### Description of the task
In the records below, find each line with "JSON" and copy it.

(Dataset items)
=== Section Start ===
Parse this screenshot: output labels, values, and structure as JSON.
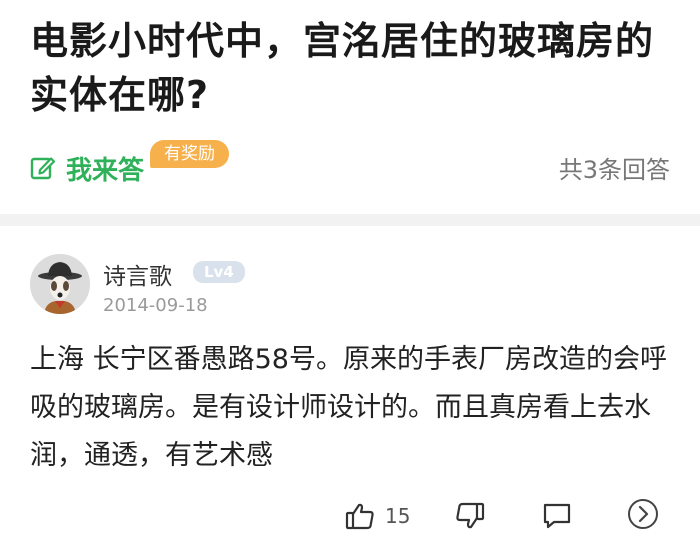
{
  "question": {
    "title": "电影小时代中，宫洺居住的玻璃房的实体在哪?",
    "answer_label": "我来答",
    "reward_badge": "有奖励",
    "answer_count": "共3条回答"
  },
  "answer": {
    "author_name": "诗言歌",
    "level": "Lv4",
    "date": "2014-09-18",
    "body": "上海 长宁区番愚路58号。原来的手表厂房改造的会呼吸的玻璃房。是有设计师设计的。而且真房看上去水润，通透，有艺术感"
  },
  "actions": {
    "like_count": "15"
  },
  "colors": {
    "accent_green": "#2fb15a",
    "reward_orange": "#f7b14c",
    "level_badge": "#d9e2ec",
    "divider": "#f2f2f2"
  },
  "icons": [
    "edit-icon",
    "thumbs-up-icon",
    "thumbs-down-icon",
    "comment-icon",
    "chevron-right-icon"
  ]
}
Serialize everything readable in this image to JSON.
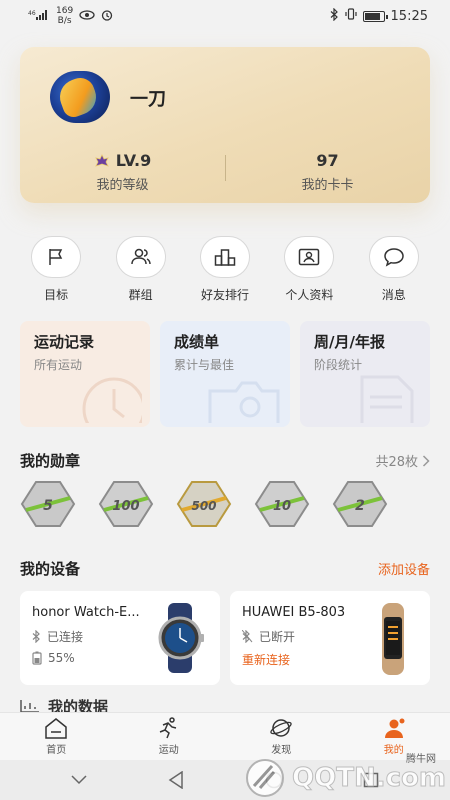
{
  "status_bar": {
    "signal": "46",
    "net_speed_value": "169",
    "net_speed_unit": "B/s",
    "time": "15:25",
    "battery_level": 0.9
  },
  "profile": {
    "username": "一刀",
    "level_value": "LV.9",
    "level_label": "我的等级",
    "cards_value": "97",
    "cards_label": "我的卡卡"
  },
  "actions": [
    {
      "label": "目标"
    },
    {
      "label": "群组"
    },
    {
      "label": "好友排行"
    },
    {
      "label": "个人资料"
    },
    {
      "label": "消息"
    }
  ],
  "tiles": [
    {
      "title": "运动记录",
      "sub": "所有运动"
    },
    {
      "title": "成绩单",
      "sub": "累计与最佳"
    },
    {
      "title": "周/月/年报",
      "sub": "阶段统计"
    }
  ],
  "medals": {
    "title": "我的勋章",
    "count": "共28枚",
    "items": [
      "5",
      "100",
      "500",
      "10",
      "2"
    ]
  },
  "devices": {
    "title": "我的设备",
    "add": "添加设备",
    "items": [
      {
        "name": "honor Watch-E...",
        "status": "已连接",
        "battery": "55%"
      },
      {
        "name": "HUAWEI B5-803",
        "status": "已断开",
        "action": "重新连接"
      }
    ]
  },
  "data_section": {
    "title": "我的数据"
  },
  "tabs": [
    {
      "label": "首页"
    },
    {
      "label": "运动"
    },
    {
      "label": "发现"
    },
    {
      "label": "我的"
    }
  ],
  "watermark": {
    "text": "QQTN.com",
    "sub": "腾牛网"
  },
  "colors": {
    "accent": "#e8641e",
    "card_gold": "#efdcb6"
  }
}
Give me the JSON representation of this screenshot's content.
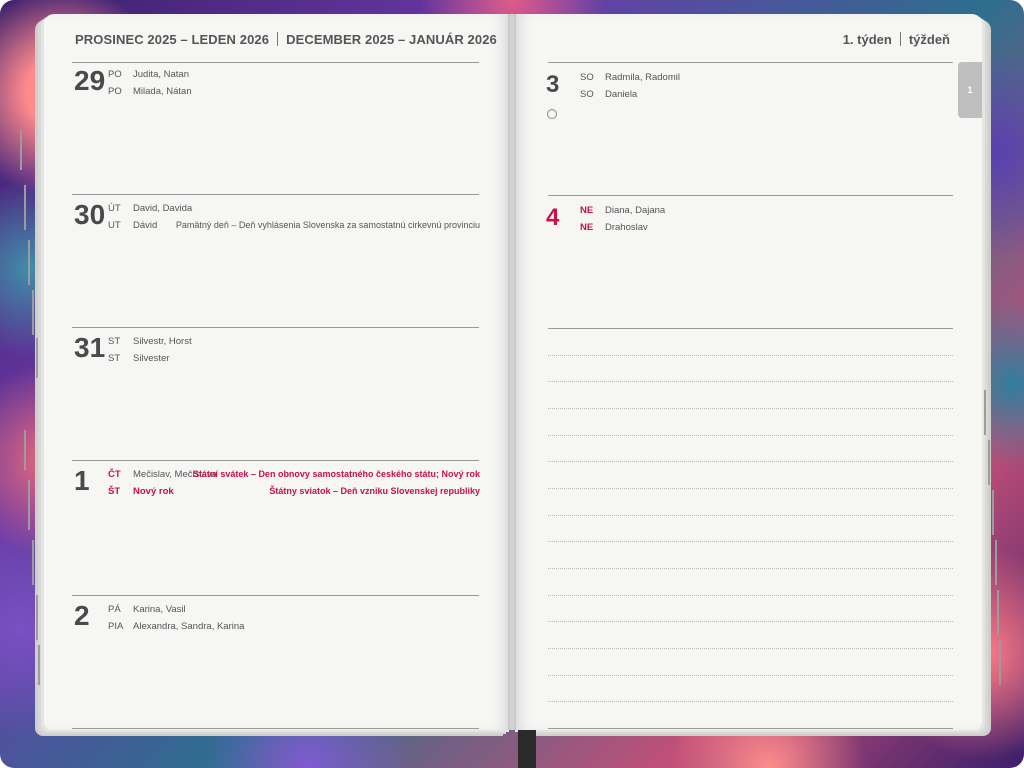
{
  "header": {
    "left_cz": "PROSINEC 2025 – LEDEN 2026",
    "left_sk": "DECEMBER 2025 – JANUÁR 2026",
    "week_cz": "1. týden",
    "week_sk": "týždeň"
  },
  "side_tab": "1",
  "days": [
    {
      "number": "29",
      "line1": {
        "day": "PO",
        "names": "Judita, Natan",
        "holiday": ""
      },
      "line2": {
        "day": "PO",
        "names": "Milada, Nátan",
        "holiday": ""
      },
      "highlight": false
    },
    {
      "number": "30",
      "line1": {
        "day": "ÚT",
        "names": "David, Davida",
        "holiday": ""
      },
      "line2": {
        "day": "UT",
        "names": "Dávid",
        "holiday": "Pamätný deň – Deň vyhlásenia Slovenska za samostatnú cirkevnú provinciu"
      },
      "highlight": false
    },
    {
      "number": "31",
      "line1": {
        "day": "ST",
        "names": "Silvestr, Horst",
        "holiday": ""
      },
      "line2": {
        "day": "ST",
        "names": "Silvester",
        "holiday": ""
      },
      "highlight": false
    },
    {
      "number": "1",
      "line1": {
        "day": "ČT",
        "names": "Mečislav, Mečislava",
        "holiday": "Státní svátek – Den obnovy samostatného českého státu; Nový rok"
      },
      "line2": {
        "day": "ŠT",
        "names": "Nový rok",
        "holiday": "Štátny sviatok – Deň vzniku Slovenskej republiky"
      },
      "highlight": true
    },
    {
      "number": "2",
      "line1": {
        "day": "PÁ",
        "names": "Karina, Vasil",
        "holiday": ""
      },
      "line2": {
        "day": "PIA",
        "names": "Alexandra, Sandra, Karina",
        "holiday": ""
      },
      "highlight": false
    },
    {
      "number": "3",
      "line1": {
        "day": "SO",
        "names": "Radmila, Radomil",
        "holiday": ""
      },
      "line2": {
        "day": "SO",
        "names": "Daniela",
        "holiday": ""
      },
      "highlight": false
    },
    {
      "number": "4",
      "line1": {
        "day": "NE",
        "names": "Diana, Dajana",
        "holiday": ""
      },
      "line2": {
        "day": "NE",
        "names": "Drahoslav",
        "holiday": ""
      },
      "highlight": true
    }
  ]
}
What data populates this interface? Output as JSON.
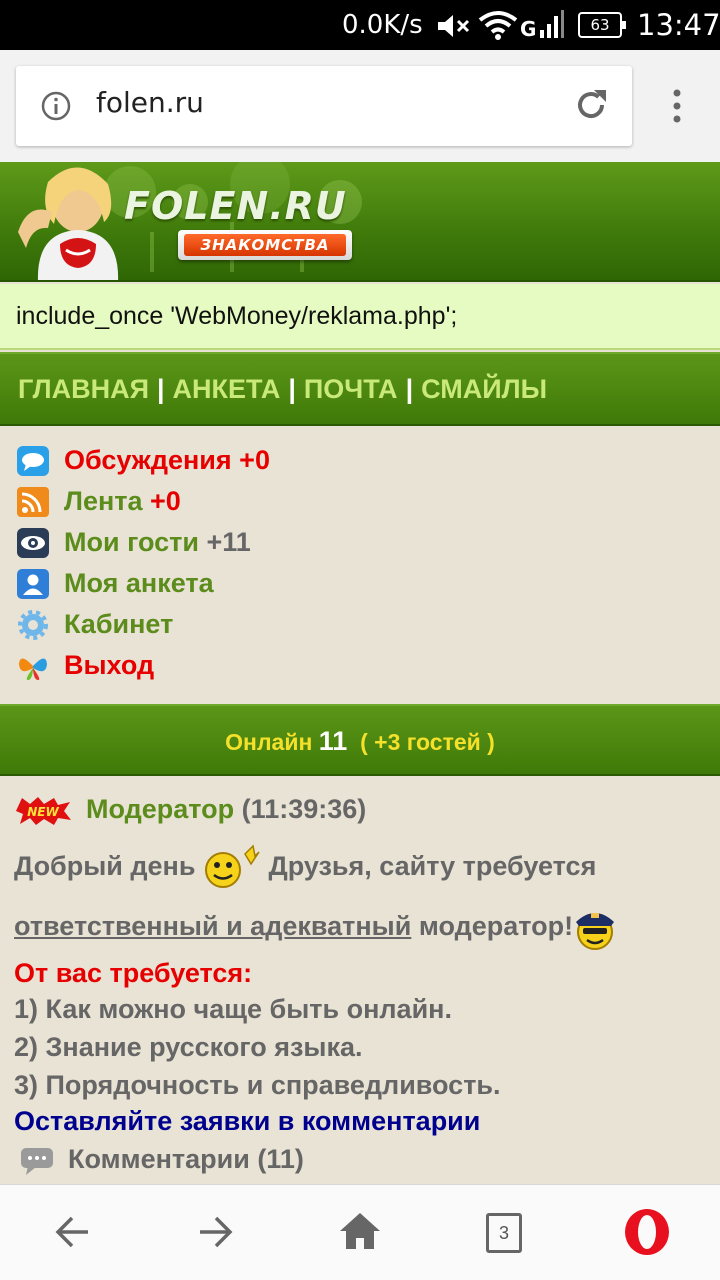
{
  "status_bar": {
    "network_speed": "0.0K/s",
    "battery": "63",
    "time": "13:47",
    "icons": [
      "mute-icon",
      "wifi-icon",
      "signal-icon",
      "battery-icon"
    ]
  },
  "browser": {
    "url": "folen.ru",
    "tab_count": "3"
  },
  "header": {
    "logo": "FOLEN.RU",
    "badge": "ЗНАКОМСТВА"
  },
  "reklama": {
    "text": "include_once 'WebMoney/reklama.php';"
  },
  "nav": {
    "items": [
      "ГЛАВНАЯ",
      "АНКЕТА",
      "ПОЧТА",
      "СМАЙЛЫ"
    ],
    "separator": "|"
  },
  "menu": {
    "discussions": {
      "label": "Обсуждения",
      "count": "+0"
    },
    "feed": {
      "label": "Лента",
      "count": "+0"
    },
    "guests": {
      "label": "Мои гости",
      "count": "+11"
    },
    "profile": {
      "label": "Моя анкета"
    },
    "cabinet": {
      "label": "Кабинет"
    },
    "logout": {
      "label": "Выход"
    }
  },
  "online": {
    "label": "Онлайн",
    "count": "11",
    "guests_open": "( +3",
    "guests_label": "гостей )"
  },
  "post": {
    "badge": "NEW",
    "author": "Модератор",
    "time": "(11:39:36)",
    "line1_a": "Добрый день",
    "line1_b": "Друзья, сайту требуется",
    "line2_u": "ответственный и адекватный",
    "line2_b": "модератор!",
    "req_title": "От вас требуется:",
    "req1": "1) Как можно чаще быть онлайн.",
    "req2": "2) Знание русского языка.",
    "req3": "3) Порядочность и справедливость.",
    "cta": "Оставляйте заявки в комментарии",
    "comments": "Комментарии (11)"
  },
  "colors": {
    "green": "#5c8c1c",
    "red": "#e60000",
    "nav_text": "#c9e97a",
    "online_text": "#f5e02a",
    "cta": "#00008f"
  }
}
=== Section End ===
### Final answer
Parse this screenshot: output labels, values, and structure as JSON.
Serialize everything readable in this image to JSON.
Give me the JSON representation of this screenshot's content.
What data populates this interface? Output as JSON.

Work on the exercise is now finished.